We got in touch with Joe to find out more about the interplay between cereal, horror movies, and art.


MUNCHIES: Hi Joe. I'm guessing, by the Cereal Killers series, that you think there's something a little grotesque and horrible in food? Joe Simko: Yes, the human saliva in food while being eaten.


Right. What were your inspirations for the artworks? When I started to design the look and feel of the Cereal Killers, I wanted to invoke a tribute to that 1980s collectible world of gross-out celebration for kids. Just like Garbage Pail Kids, Madballs, Boglins, and many others successfully achieved during that 80s time.

So it was sort of a combination between nostalgia for adolescence, gross-out horror, and puns? Going back to my childhood, I found that my favourite things that gave me the most joy were humour and horror. By around age ten or 11, I was obsessively collecting Mad Magazine and at the same time, needed to see every scary, gore-filled horror movie that came out on video.

READ MORE: This Is the Science Behind Your Soggy Cereal

But it took you a while to get to this point. When did you first realise you could turn these passions into art? The Cereal Killers sticker card series came out of a result of a few cereal parody paintings I was doing back in 2009. I was exhibiting the first five pieces I created, "Zomba Crunch," "Frosted Freeks," "Loco Puffs," "Space Krispies," and "The Excorcrisp" for a couple local galleries here in NYC. They—MF Gallery and Live Fast Underground Gallery—really helped get the artwork seen by a public audience instantly.

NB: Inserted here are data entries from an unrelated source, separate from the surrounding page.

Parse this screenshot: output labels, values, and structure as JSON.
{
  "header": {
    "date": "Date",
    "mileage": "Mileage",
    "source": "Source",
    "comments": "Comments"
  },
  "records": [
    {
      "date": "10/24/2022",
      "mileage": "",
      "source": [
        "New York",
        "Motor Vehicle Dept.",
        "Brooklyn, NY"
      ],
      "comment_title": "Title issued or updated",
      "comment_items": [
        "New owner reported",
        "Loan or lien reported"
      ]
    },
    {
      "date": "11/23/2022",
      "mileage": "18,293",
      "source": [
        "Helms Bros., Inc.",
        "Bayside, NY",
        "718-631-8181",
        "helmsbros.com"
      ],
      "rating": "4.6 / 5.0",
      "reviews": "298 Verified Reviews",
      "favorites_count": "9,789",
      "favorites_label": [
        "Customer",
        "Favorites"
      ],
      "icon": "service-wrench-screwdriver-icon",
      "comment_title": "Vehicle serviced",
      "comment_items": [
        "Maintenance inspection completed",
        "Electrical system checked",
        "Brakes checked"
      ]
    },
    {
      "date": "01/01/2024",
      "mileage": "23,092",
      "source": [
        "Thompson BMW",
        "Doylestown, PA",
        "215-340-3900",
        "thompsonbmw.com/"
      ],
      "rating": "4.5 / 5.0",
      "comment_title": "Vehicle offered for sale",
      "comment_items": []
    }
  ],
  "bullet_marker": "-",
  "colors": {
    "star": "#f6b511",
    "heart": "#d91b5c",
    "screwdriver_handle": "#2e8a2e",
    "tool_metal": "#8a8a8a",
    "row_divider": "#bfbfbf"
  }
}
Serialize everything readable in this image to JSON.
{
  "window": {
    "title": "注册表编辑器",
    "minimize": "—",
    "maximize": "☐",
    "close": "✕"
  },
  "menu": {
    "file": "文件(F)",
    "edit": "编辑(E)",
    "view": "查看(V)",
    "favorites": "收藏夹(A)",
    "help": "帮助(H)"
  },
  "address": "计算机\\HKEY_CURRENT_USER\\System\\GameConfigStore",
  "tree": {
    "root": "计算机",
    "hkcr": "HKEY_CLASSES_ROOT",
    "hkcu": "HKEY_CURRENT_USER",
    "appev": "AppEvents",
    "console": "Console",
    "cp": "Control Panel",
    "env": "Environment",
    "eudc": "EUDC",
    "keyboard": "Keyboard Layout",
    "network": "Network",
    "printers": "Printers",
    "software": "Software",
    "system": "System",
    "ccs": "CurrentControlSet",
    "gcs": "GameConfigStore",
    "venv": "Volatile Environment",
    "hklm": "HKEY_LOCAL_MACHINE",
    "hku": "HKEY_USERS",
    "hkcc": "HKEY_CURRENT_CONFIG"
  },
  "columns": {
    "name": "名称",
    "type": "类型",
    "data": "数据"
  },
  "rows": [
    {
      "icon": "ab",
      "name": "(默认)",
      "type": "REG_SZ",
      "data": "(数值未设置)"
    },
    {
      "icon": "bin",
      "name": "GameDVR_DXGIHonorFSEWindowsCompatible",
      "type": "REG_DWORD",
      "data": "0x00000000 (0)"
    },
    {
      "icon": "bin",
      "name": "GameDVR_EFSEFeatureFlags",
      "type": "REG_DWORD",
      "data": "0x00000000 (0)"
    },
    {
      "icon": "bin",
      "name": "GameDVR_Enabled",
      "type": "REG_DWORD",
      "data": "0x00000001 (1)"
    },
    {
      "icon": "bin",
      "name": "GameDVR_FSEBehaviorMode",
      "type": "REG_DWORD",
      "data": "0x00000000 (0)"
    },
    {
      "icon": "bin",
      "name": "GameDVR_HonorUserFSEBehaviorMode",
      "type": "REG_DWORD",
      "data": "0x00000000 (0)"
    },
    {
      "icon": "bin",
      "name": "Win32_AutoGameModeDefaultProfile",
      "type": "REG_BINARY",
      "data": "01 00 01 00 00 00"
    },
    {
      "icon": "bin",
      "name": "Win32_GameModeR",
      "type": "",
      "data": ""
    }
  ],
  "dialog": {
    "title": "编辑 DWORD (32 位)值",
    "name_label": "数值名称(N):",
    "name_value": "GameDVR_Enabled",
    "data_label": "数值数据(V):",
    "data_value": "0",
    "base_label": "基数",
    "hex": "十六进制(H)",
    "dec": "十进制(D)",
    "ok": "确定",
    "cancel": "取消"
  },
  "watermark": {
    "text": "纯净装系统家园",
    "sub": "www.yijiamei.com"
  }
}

So they started out as individual pieces of art? Yes, but after selling a few of these paintings right away and hearing feedback of interest for more, I decided they need to be made into prints. But, actually, not just prints—collectible sticker cards. So I began working on a full sticker series with 55 different cereal brands being spoofed into a horror/monster theme. From there, my company, Wax Eye was formed to house the brand of Cereal Killers. The first series sold out and a second series was made.


How do you conceive a new character? I'm a big fan of Exorcrisp, for example. When I begin the process of creating a new Cereal Killers gag, I take a look at what cereal brands are out there on the market, from popular to sometimes local or regional brands. I also look at what horror films would make a great cereal. Pretty much all of them.

But really, it's just a going-back-and-forth type of process, playing on words and seeing what fits best to make that joke work.


So, it's mostly trying to have fun with food and words? Yeah, even though I am making a horror themed product, the end result of the piece has to have humour in it. The jokes are what make it sell.

How do you get inspiration for the cereal designs? Does the pun come first or is it the creature? Often times, I get the idea of a pun first, then try to fit it into the context of the appropriate cereal or horror film. As far as how I get my ideas, it happens the most when I am actually sleeping. Almost drifting off to sleep late at night, or slowly waking up the next morning.


What is your favourite design, and why? Ah, they are all my children. All my Children of the Corny.

Of course they are. Thanks for speaking with me, Joe.